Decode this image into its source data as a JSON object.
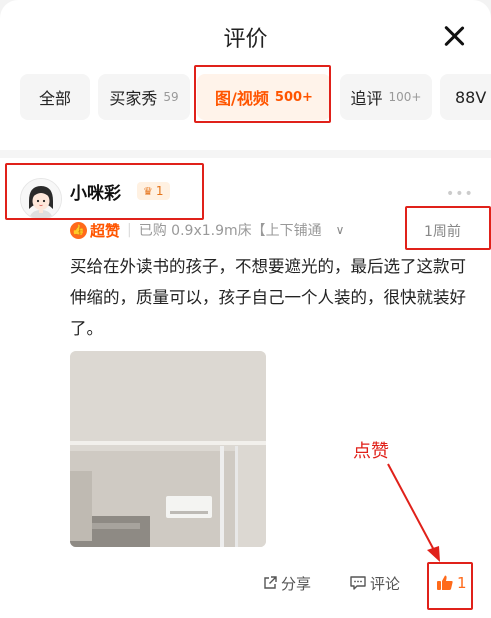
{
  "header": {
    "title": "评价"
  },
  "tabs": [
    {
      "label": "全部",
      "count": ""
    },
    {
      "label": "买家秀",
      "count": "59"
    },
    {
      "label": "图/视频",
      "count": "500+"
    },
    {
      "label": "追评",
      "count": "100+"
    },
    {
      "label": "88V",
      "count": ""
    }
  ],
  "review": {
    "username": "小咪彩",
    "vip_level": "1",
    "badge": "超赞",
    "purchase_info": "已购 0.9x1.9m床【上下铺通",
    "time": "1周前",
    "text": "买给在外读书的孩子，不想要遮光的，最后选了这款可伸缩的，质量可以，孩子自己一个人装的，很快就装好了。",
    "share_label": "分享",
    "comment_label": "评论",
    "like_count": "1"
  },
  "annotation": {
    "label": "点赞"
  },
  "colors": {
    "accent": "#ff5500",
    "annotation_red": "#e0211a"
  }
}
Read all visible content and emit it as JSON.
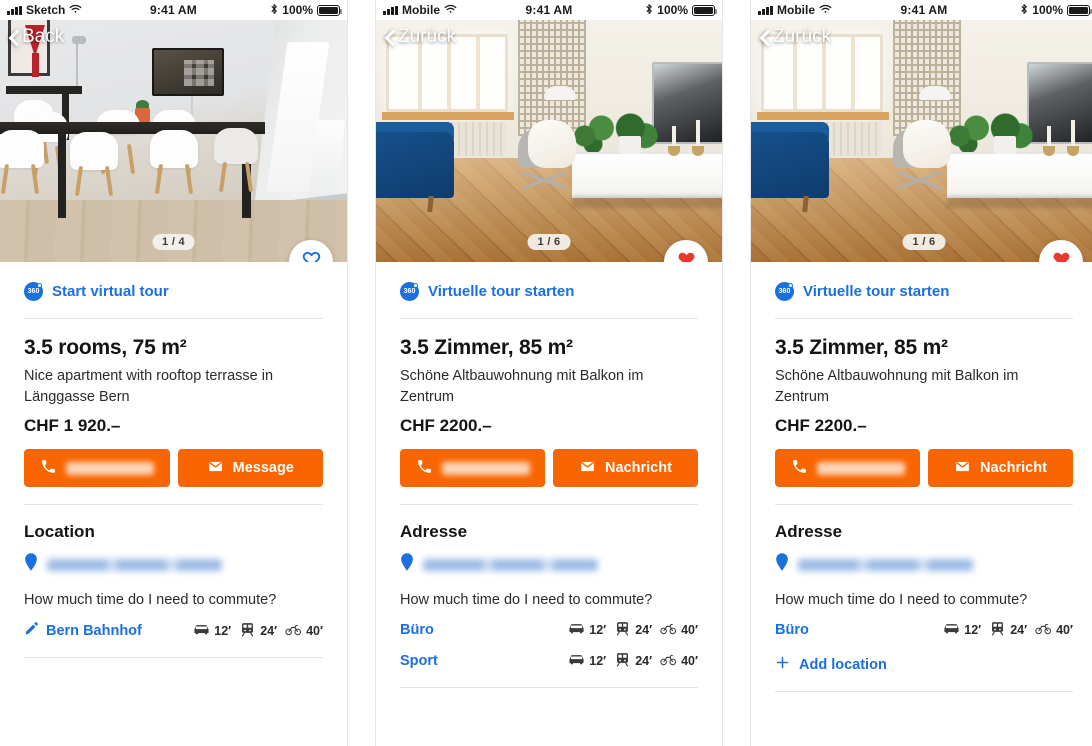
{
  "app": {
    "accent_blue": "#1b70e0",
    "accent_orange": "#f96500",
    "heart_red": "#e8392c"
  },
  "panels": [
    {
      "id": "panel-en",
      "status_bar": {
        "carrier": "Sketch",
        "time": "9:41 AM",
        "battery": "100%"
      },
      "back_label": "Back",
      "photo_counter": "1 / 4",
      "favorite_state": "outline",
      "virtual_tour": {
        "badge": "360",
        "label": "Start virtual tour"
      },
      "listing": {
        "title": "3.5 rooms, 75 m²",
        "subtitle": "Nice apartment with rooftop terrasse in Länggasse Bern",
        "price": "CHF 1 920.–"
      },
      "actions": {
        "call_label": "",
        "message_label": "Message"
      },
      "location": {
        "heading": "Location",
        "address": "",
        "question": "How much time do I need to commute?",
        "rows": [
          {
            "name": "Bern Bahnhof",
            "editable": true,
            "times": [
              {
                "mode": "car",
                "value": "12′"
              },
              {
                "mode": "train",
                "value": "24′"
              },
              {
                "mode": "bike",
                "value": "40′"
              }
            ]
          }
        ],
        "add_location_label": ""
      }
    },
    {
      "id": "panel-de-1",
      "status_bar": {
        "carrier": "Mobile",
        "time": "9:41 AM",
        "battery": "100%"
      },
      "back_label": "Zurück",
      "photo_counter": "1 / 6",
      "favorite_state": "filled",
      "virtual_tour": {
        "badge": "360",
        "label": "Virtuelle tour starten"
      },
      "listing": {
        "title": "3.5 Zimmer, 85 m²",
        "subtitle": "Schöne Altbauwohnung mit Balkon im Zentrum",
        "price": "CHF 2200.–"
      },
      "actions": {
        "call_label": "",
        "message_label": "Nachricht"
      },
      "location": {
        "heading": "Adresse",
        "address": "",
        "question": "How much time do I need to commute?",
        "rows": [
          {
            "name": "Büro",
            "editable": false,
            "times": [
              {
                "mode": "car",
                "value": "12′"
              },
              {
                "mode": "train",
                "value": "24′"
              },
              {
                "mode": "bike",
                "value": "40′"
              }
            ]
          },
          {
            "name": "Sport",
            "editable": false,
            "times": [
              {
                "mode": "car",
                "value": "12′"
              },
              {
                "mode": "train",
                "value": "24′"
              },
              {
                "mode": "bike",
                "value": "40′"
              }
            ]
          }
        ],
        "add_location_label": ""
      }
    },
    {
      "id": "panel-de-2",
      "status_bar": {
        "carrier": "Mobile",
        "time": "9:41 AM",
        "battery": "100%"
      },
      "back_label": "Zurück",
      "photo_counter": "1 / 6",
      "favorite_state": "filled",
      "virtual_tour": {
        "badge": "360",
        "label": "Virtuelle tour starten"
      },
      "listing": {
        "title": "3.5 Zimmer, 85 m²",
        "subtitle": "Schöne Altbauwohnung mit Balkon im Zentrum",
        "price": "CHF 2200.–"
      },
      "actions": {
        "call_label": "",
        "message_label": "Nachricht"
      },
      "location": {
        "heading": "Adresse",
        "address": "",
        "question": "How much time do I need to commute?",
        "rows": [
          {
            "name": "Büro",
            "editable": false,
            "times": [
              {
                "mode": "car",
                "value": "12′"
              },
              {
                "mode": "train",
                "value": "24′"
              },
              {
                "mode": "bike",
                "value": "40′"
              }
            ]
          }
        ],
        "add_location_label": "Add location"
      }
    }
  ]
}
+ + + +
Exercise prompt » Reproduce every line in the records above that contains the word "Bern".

Task response »
        "subtitle": "Nice apartment with rooftop terrasse in Länggasse Bern",
            "name": "Bern Bahnhof",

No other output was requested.